"We know it's a very young football team that we're playing, but they've got a ton of talent, and you can see it," LaFleur said. "I think it's a matter of time before they really hit their stride.
"Again, I know obviously (there's) a lot of familiarity with the coaching staff there, guys that I've got a ton of respect for that I know are going to do a great job of coaching their guys up, and when you do that and you get talent, you've got a chance to be pretty good. It doesn't happen overnight, but I think you've seen the strides that they've made in a short period of time.

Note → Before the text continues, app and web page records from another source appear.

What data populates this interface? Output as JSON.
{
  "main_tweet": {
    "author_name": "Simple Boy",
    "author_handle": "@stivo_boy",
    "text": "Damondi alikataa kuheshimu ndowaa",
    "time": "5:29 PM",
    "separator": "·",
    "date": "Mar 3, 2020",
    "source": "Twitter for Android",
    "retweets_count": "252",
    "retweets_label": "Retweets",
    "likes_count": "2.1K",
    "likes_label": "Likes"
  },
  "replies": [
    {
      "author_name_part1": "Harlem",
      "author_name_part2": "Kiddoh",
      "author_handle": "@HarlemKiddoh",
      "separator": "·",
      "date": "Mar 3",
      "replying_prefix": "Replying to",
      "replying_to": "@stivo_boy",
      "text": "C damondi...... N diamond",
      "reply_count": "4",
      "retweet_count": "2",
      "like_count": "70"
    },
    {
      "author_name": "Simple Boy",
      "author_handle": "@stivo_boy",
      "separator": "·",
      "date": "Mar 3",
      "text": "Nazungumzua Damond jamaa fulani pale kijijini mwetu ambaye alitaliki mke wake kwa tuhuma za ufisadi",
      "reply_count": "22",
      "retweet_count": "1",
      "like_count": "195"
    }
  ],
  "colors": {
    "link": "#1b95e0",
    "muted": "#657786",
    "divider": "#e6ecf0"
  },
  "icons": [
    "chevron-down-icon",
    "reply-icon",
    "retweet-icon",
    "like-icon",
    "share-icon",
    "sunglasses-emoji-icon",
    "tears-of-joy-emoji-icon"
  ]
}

It's been pretty impressive."
Meanwhile the Packers have crammed a ton of their own drama into the last three weeks, needing to stop a Tampa Bay two-point conversion with 14 seconds left, getting the tying score in the fourth quarter against New England before winning in overtime, and seeing a late drive fizzle inside the Giants' 10-yard line last week in London.
Add it all up – the recent history between these teams, plus the last few weeks for both current squads – then toss in the only noon CT kickoff at Lambeau Field this season and the '50s Classic uniforms the Packers will be wearing, and it feels like a recipe for who-knows-what on Sunday.
In some respects, that's every week in the NFL. But it's not easy to make a full column of craziness out of two teams that rarely play each other. So consider the warning of wildness delivered.